TO DO
Copy out every line in the entries below that includes "screenshot".

RECORDS SUPPLIED
────────

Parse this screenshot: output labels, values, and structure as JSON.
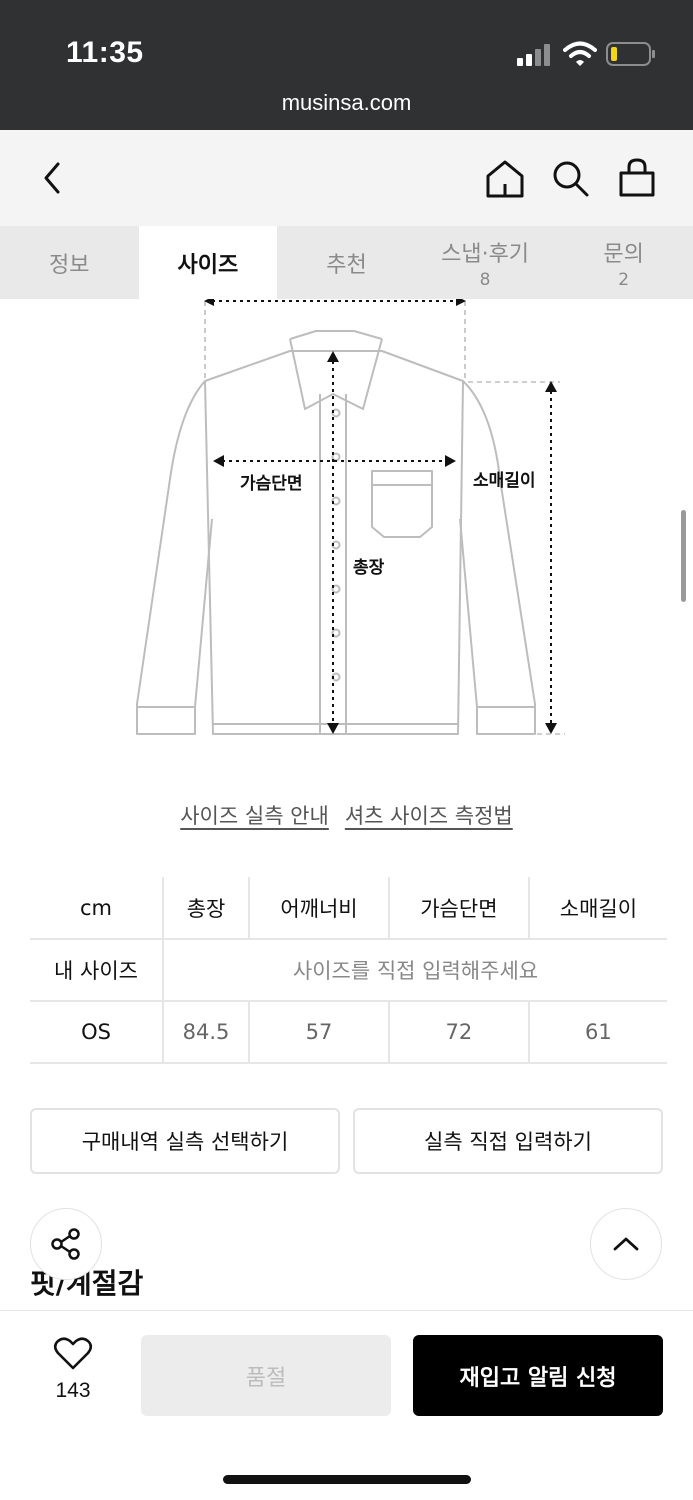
{
  "status": {
    "time": "11:35",
    "url": "musinsa.com"
  },
  "tabs": [
    {
      "label": "정보",
      "count": ""
    },
    {
      "label": "사이즈",
      "count": ""
    },
    {
      "label": "추천",
      "count": ""
    },
    {
      "label": "스냅·후기",
      "count": "8"
    },
    {
      "label": "문의",
      "count": "2"
    }
  ],
  "active_tab": "사이즈",
  "diagram": {
    "labels": {
      "chest": "가슴단면",
      "length": "총장",
      "sleeve": "소매길이"
    }
  },
  "guides": {
    "size_guide": "사이즈 실측 안내",
    "shirt_measure": "셔츠 사이즈 측정법"
  },
  "size_table": {
    "unit": "cm",
    "headers": [
      "총장",
      "어깨너비",
      "가슴단면",
      "소매길이"
    ],
    "my_size_label": "내 사이즈",
    "my_size_prompt": "사이즈를 직접 입력해주세요",
    "rows": [
      {
        "size": "OS",
        "values": [
          "84.5",
          "57",
          "72",
          "61"
        ]
      }
    ]
  },
  "buttons": {
    "select_purchase": "구매내역 실측 선택하기",
    "direct_input": "실측 직접 입력하기"
  },
  "section_title": "핏/계절감",
  "bottom": {
    "like_count": "143",
    "soldout_label": "품절",
    "restock_label": "재입고 알림 신청"
  },
  "icons": {
    "back": "chevron-left-icon",
    "home": "home-icon",
    "search": "search-icon",
    "cart": "bag-icon",
    "share": "share-icon",
    "to_top": "chevron-up-icon",
    "like": "heart-icon"
  },
  "colors": {
    "status_bar": "#2f3133",
    "header_bg": "#f4f4f4",
    "tabs_bg": "#e9e9e9",
    "battery_low": "#f5d418",
    "restock_bg": "#000000"
  }
}
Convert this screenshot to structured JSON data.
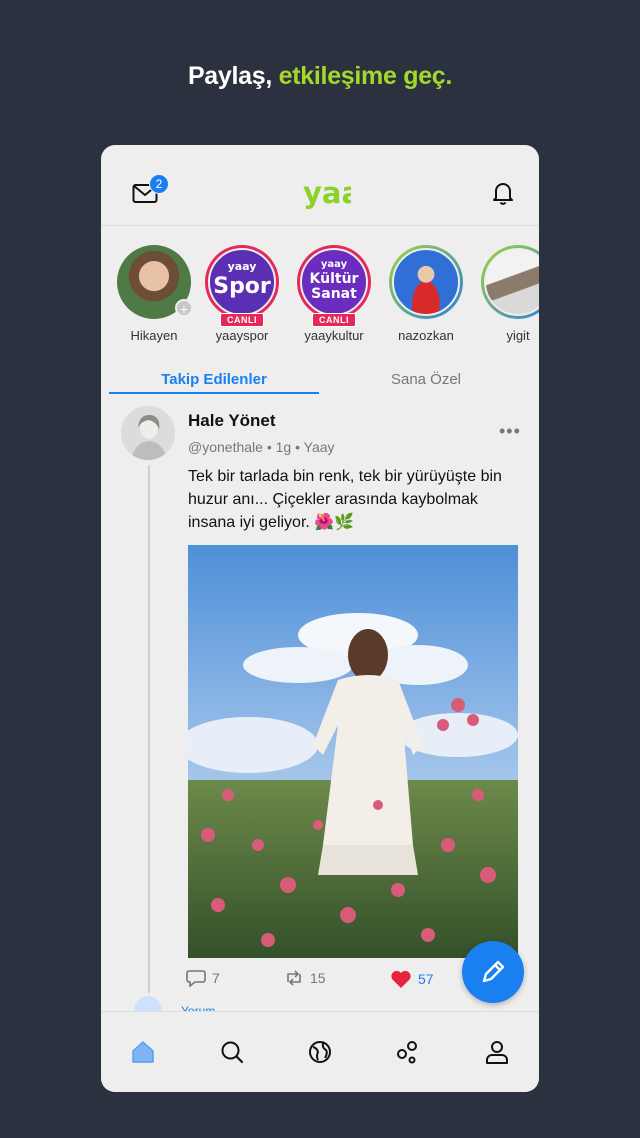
{
  "headline": {
    "part1": "Paylaş, ",
    "part2": "etkileşime geç."
  },
  "header": {
    "mail_badge": "2",
    "logo": "yaay"
  },
  "stories": [
    {
      "name": "Hikayen",
      "live": ""
    },
    {
      "name": "yaayspor",
      "live": "CANLI",
      "brand": "yaay",
      "title": "Spor"
    },
    {
      "name": "yaaykultur",
      "live": "CANLI",
      "brand": "yaay",
      "title1": "Kültür",
      "title2": "Sanat"
    },
    {
      "name": "nazozkan",
      "live": ""
    },
    {
      "name": "yigit",
      "live": ""
    }
  ],
  "tabs": {
    "following": "Takip Edilenler",
    "for_you": "Sana Özel"
  },
  "post": {
    "author": "Hale Yönet",
    "handle": "@yonethale",
    "time": "1g",
    "via": "Yaay",
    "meta_sep": "•",
    "more": "•••",
    "text": "Tek bir tarlada bin renk, tek bir yürüyüşte bin huzur anı... Çiçekler arasında kaybolmak insana iyi geliyor. 🌺🌿",
    "comments": "7",
    "reposts": "15",
    "likes": "57",
    "yorum": "Yorum"
  },
  "colors": {
    "accent": "#1a7ff0",
    "headline_accent": "#a4d82a",
    "like": "#e8243a"
  },
  "icons": [
    "mail-icon",
    "bell-icon",
    "comment-icon",
    "repost-icon",
    "heart-icon",
    "pencil-icon",
    "home-icon",
    "search-icon",
    "globe-icon",
    "discover-icon",
    "profile-icon"
  ]
}
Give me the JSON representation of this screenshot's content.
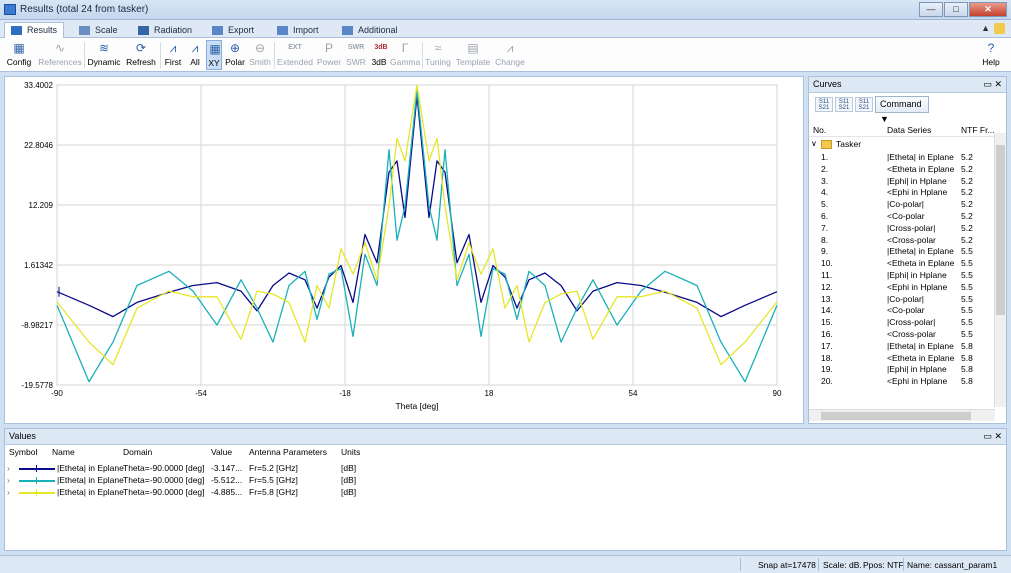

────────

RESULT OF THIS EXERCISE
Parse this screenshot: output labels, values, and structure as JSON.
Convert this screenshot to structured JSON data.
Give me the JSON representation of this screenshot's content.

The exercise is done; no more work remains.